‘Unanimous decision’ to restore monument cut down in act of vandalism

The cross that was cut down from the top of Carrauntoohil in Co Kerry will be reinstated before Christmas, after a unanimous vote to restore the cross was taken by more than 20 people on the MacGillycuddy Reeks Mountain Access Forum.

The forum includes local landowners, business owners and authorities as well as the Department of Environment and the National Parks and Wildlife Service.

Many offers of support have been received to reinstate the cross, said Patricia Deane, rural recreation officer at the South Kerry Development Partnership. Engineering companies have got in touch offering to put the cross back up at no charge, she added.

The owners of the private land on which the cross was sited have been “hugely supportive” of reinstating the cross too.


The organisation is now looking at safety concerns and determining the most experienced and qualified group to carry out the project.

Deane said nothing has been finalised yet on whether the cross will be welded back or replaced with a new structure.

News broke on November 22nd that the 5m-tall box-iron cross at the top of Carrauntoohil, the highest mountain in Ireland, had been cut down, apparently with an angle grinder. The cross, erected in May 1977 by the local community, was found by mountain climbers lying on its side a few feet from its base.

It is still not known who cut the cross down. Gardaí investigations are continuing, with no arrests made yet.

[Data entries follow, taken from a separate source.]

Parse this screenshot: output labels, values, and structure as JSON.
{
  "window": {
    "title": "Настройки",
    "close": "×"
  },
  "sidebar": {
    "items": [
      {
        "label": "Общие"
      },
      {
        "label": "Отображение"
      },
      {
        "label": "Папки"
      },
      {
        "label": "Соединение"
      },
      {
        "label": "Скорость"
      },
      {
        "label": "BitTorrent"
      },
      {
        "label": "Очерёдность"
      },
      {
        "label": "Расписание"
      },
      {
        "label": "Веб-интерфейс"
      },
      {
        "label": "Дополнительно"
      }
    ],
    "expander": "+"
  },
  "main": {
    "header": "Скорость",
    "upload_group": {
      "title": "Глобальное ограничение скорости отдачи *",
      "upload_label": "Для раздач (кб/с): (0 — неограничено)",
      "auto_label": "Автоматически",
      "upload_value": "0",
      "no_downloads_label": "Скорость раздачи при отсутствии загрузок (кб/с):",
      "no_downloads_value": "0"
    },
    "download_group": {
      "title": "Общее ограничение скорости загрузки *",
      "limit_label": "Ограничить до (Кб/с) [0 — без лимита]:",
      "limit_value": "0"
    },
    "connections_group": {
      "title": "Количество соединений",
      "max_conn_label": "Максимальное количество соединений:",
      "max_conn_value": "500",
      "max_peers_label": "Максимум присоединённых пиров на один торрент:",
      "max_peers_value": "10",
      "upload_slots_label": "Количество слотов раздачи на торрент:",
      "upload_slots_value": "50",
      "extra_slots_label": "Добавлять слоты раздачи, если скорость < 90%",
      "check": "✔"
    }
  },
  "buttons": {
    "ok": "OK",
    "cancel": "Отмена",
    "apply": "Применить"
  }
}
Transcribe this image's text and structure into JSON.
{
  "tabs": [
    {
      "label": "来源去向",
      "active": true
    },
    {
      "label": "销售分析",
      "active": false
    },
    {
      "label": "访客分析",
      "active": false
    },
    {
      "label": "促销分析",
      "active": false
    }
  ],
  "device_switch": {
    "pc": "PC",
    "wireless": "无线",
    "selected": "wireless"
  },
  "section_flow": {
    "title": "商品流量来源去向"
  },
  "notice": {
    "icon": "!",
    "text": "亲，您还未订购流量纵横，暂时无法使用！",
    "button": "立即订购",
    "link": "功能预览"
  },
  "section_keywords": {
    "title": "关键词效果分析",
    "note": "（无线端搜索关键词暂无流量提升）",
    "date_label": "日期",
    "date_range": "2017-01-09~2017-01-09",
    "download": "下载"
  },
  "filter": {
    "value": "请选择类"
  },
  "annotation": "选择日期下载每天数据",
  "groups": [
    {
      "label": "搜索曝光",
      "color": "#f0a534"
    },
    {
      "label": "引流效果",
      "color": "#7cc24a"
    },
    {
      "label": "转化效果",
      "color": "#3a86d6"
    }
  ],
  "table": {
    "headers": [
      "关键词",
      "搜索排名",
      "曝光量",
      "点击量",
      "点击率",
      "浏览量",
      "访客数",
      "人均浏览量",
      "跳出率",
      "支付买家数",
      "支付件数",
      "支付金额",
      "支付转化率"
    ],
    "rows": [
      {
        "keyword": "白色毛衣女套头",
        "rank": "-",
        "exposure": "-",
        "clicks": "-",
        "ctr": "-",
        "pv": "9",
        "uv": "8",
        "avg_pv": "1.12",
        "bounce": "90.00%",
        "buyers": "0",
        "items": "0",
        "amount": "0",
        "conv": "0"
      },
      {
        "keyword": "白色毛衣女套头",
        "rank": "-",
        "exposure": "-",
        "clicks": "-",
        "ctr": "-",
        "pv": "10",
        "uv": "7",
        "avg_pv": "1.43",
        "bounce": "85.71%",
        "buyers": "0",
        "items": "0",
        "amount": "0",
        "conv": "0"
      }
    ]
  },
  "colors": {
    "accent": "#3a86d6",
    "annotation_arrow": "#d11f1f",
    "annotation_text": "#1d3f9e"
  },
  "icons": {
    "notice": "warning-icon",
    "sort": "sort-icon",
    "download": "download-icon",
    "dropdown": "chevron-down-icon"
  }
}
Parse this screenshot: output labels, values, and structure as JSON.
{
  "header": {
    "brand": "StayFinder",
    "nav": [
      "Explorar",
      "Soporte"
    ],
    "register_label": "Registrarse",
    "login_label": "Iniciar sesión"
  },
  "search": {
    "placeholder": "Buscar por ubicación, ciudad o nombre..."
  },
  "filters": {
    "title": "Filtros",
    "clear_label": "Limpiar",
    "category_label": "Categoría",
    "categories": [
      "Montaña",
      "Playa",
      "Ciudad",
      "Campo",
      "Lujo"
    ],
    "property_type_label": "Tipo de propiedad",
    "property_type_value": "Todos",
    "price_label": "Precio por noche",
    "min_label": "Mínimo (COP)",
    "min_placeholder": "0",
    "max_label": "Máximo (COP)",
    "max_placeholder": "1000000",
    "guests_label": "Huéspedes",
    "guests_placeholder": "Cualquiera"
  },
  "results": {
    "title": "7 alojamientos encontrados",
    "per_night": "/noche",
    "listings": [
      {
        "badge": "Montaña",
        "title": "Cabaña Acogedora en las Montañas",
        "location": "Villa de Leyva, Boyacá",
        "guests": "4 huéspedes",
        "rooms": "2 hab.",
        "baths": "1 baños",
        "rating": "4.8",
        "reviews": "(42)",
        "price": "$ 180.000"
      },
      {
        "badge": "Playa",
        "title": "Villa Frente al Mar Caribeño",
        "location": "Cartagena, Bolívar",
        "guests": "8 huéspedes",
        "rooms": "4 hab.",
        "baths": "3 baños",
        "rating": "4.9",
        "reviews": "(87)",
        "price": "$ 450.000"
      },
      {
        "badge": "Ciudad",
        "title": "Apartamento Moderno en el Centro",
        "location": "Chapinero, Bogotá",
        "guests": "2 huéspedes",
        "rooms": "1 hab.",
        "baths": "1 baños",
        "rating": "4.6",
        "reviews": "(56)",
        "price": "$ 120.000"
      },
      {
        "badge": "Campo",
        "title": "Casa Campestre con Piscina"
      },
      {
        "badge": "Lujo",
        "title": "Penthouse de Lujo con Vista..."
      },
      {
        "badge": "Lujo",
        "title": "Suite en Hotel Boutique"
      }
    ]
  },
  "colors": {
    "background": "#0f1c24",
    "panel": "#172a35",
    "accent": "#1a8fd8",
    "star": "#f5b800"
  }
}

Peter Hinchliffe, a member of Atheist Ireland who lives in Co Kerry, said that he believed there is a discussion to be had as to whether the cross should be put up again.

"We'd like to see something that's reflective of the whole community if the cross is to be replaced," Hinchliffe said on Tuesday, when he appeared on the radio show Kerry Today with Jerry O'Sullivan.

“What’s been taken down, if it’s a symbol that was reflective of all our values in the past, let’s replace it with something which is reflective of all our values in this day and age,” he said. “I don’t think a symbol that represents only one part of the community is going to do that.”